Ask not about the utter silliness of the Paris climate agreement; ask instead the central question any economist should address, again the one ignored by Mathur and Morris: What are the respective temperature effects in 2100? Assuming the entire Paris agreement is implemented immediately and every party adheres to it strictly, it would prevent approximately 0.17 degrees Celsius of temperature rise in 2100. Emission reductions in the United States would prevent 0.015 degrees of that total. Regardless of what one believes about the underlying climate science, no one can seriously argue such a trivial impact would have any measurable effect on cyclones, droughts, and all the rest.
Moreover, even in the narrowest context of a carbon tax imposed to prevent climate damage, the climate evidence is vastly weaker than the popular discussion might lead one to assume. There is virtually no evidence increasing GHG concentrations are yielding serious adverse effects, and the reverse is more likely to be true, at least in the immediate term in terms of agricultural productivity and related parameters. Even the Intergovernmental Panel on Climate Change in its Fifth Assessment Report is deeply doubtful toward the various horror stories—such as the collapse of the Gulf Stream—popularized as looming effects of increasing atmospheric concentrations of GHG.
Pollutants Already Regulated
With respect to the ancillary reduction in “harmful air pollutants like sulfur dioxide, mercury, particulate matter, and nitrogen oxides” touted by Mathur and Morris as benefits of their proposed carbon tax: They are well-trained economists and clearly understand such reductions are not costless. Accordingly, emissions or levels of pollutants (or ambient air quality) can be too low or too high from the perspective of benefits and costs.
Because EPA, upon determining a given effluent endangers the public health and safety, is required to promulgate primary and secondary national ambient standards that “protect the public health” with “an adequate margin of safety,” we have such standards and emissions limits for all the pollutants mentioned by Mathur and Morris and for many others.
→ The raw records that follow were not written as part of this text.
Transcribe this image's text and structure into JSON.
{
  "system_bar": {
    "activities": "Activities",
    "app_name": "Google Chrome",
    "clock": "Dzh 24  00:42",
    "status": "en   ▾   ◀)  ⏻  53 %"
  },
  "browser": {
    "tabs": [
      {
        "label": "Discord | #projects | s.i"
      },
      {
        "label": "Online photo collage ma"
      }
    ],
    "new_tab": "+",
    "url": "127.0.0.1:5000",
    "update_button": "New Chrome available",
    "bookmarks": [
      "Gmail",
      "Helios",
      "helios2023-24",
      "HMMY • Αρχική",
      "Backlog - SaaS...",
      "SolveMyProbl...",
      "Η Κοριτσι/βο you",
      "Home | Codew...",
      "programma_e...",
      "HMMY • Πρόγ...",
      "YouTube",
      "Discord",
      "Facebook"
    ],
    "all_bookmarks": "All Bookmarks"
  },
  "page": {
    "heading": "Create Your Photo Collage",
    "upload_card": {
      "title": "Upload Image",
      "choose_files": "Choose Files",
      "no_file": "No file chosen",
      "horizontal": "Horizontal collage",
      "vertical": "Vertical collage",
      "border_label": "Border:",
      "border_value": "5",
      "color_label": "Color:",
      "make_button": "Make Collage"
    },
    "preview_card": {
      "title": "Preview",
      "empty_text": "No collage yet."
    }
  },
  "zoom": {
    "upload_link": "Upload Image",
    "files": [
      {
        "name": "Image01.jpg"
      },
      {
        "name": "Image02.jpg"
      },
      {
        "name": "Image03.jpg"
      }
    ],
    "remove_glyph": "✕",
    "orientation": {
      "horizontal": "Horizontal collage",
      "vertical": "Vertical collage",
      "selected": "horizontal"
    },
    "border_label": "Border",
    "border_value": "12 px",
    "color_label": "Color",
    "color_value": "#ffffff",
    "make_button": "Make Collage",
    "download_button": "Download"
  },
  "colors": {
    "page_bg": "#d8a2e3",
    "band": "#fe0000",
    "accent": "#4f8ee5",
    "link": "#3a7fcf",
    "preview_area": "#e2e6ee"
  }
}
Are Mathur and Morris arguing current standards and regulations limiting air pollutants fail to satisfy the requirements of the law? Are they arguing “protect[ing] the public health” with “an adequate margin of safety” is too lax a standard? Are they assuming that any reduction in effluents is efficient by definition? It is unclear how much thought Mathur and Morris have given this issue.
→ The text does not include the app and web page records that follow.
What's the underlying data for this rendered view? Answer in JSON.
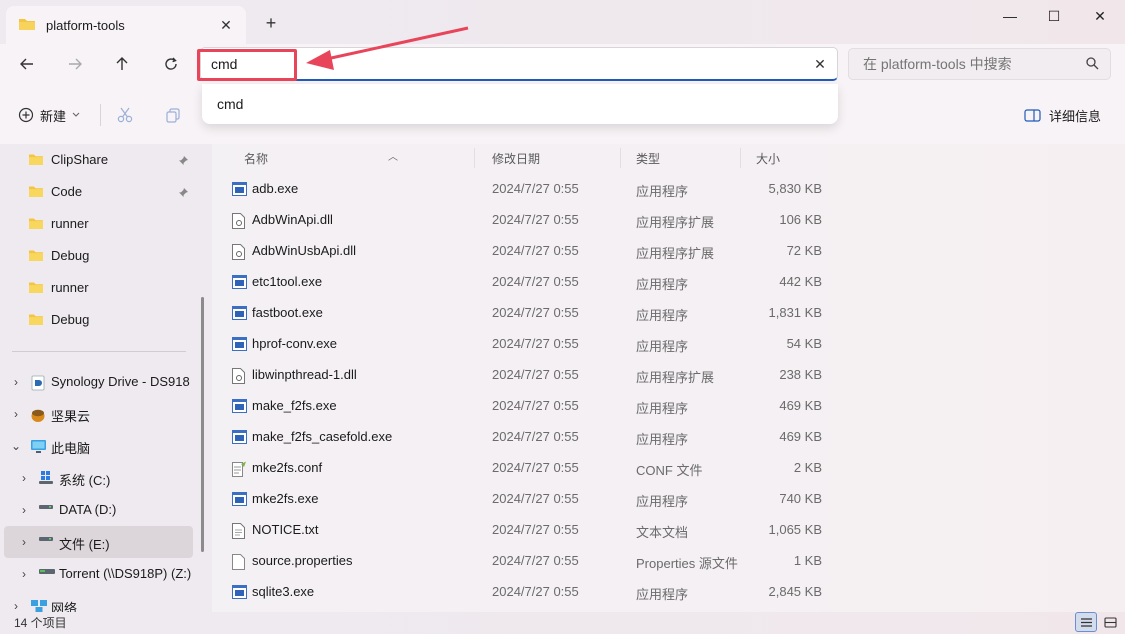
{
  "window": {
    "tab_title": "platform-tools",
    "tab_close": "✕",
    "tab_add": "+",
    "minimize": "—",
    "maximize": "☐",
    "close": "✕"
  },
  "nav": {
    "address_value": "cmd",
    "address_clear": "✕",
    "search_placeholder": "在 platform-tools 中搜索"
  },
  "dropdown": {
    "suggestion": "cmd"
  },
  "toolbar": {
    "new_label": "新建",
    "details_label": "详细信息"
  },
  "sidebar": {
    "items": [
      {
        "label": "ClipShare",
        "icon": "folder-icon"
      },
      {
        "label": "Code",
        "icon": "folder-icon"
      },
      {
        "label": "runner",
        "icon": "folder-icon"
      },
      {
        "label": "Debug",
        "icon": "folder-icon"
      },
      {
        "label": "runner",
        "icon": "folder-icon"
      },
      {
        "label": "Debug",
        "icon": "folder-icon"
      },
      {
        "label": "Synology Drive - DS918",
        "icon": "synology-drive-icon"
      },
      {
        "label": "坚果云",
        "icon": "nutstore-icon"
      },
      {
        "label": "此电脑",
        "icon": "computer-icon"
      },
      {
        "label": "系统 (C:)",
        "icon": "windows-drive-icon"
      },
      {
        "label": "DATA (D:)",
        "icon": "drive-icon"
      },
      {
        "label": "文件 (E:)",
        "icon": "drive-icon"
      },
      {
        "label": "Torrent (\\\\DS918P) (Z:)",
        "icon": "network-drive-icon"
      },
      {
        "label": "网络",
        "icon": "network-icon"
      }
    ]
  },
  "columns": {
    "name": "名称",
    "date": "修改日期",
    "type": "类型",
    "size": "大小"
  },
  "files": [
    {
      "name": "adb.exe",
      "date": "2024/7/27 0:55",
      "type": "应用程序",
      "size": "5,830 KB",
      "icon": "exe"
    },
    {
      "name": "AdbWinApi.dll",
      "date": "2024/7/27 0:55",
      "type": "应用程序扩展",
      "size": "106 KB",
      "icon": "dll"
    },
    {
      "name": "AdbWinUsbApi.dll",
      "date": "2024/7/27 0:55",
      "type": "应用程序扩展",
      "size": "72 KB",
      "icon": "dll"
    },
    {
      "name": "etc1tool.exe",
      "date": "2024/7/27 0:55",
      "type": "应用程序",
      "size": "442 KB",
      "icon": "exe"
    },
    {
      "name": "fastboot.exe",
      "date": "2024/7/27 0:55",
      "type": "应用程序",
      "size": "1,831 KB",
      "icon": "exe"
    },
    {
      "name": "hprof-conv.exe",
      "date": "2024/7/27 0:55",
      "type": "应用程序",
      "size": "54 KB",
      "icon": "exe"
    },
    {
      "name": "libwinpthread-1.dll",
      "date": "2024/7/27 0:55",
      "type": "应用程序扩展",
      "size": "238 KB",
      "icon": "dll"
    },
    {
      "name": "make_f2fs.exe",
      "date": "2024/7/27 0:55",
      "type": "应用程序",
      "size": "469 KB",
      "icon": "exe"
    },
    {
      "name": "make_f2fs_casefold.exe",
      "date": "2024/7/27 0:55",
      "type": "应用程序",
      "size": "469 KB",
      "icon": "exe"
    },
    {
      "name": "mke2fs.conf",
      "date": "2024/7/27 0:55",
      "type": "CONF 文件",
      "size": "2 KB",
      "icon": "conf"
    },
    {
      "name": "mke2fs.exe",
      "date": "2024/7/27 0:55",
      "type": "应用程序",
      "size": "740 KB",
      "icon": "exe"
    },
    {
      "name": "NOTICE.txt",
      "date": "2024/7/27 0:55",
      "type": "文本文档",
      "size": "1,065 KB",
      "icon": "txt"
    },
    {
      "name": "source.properties",
      "date": "2024/7/27 0:55",
      "type": "Properties 源文件",
      "size": "1 KB",
      "icon": "file"
    },
    {
      "name": "sqlite3.exe",
      "date": "2024/7/27 0:55",
      "type": "应用程序",
      "size": "2,845 KB",
      "icon": "exe"
    }
  ],
  "status": {
    "count": "14 个项目"
  },
  "colors": {
    "accent": "#1f5bb9",
    "annotation": "#e9455a",
    "folder": "#f4c542"
  }
}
The Mathur-Morris carbon tax supposedly solves a number of problems at once. That alone is a sound reason to be skeptical toward it. The carbon tax instead would consume vast amounts of other people’s money with no environmental benefits whatever and with a notional reduction in budget deficits that is almost certain not to result.
Benjamin Zycher, Ph.D. ([email protected]) is a resident scholar at the American Enterprise Institute. This article was previously published at aei.org, Reprinted with permission.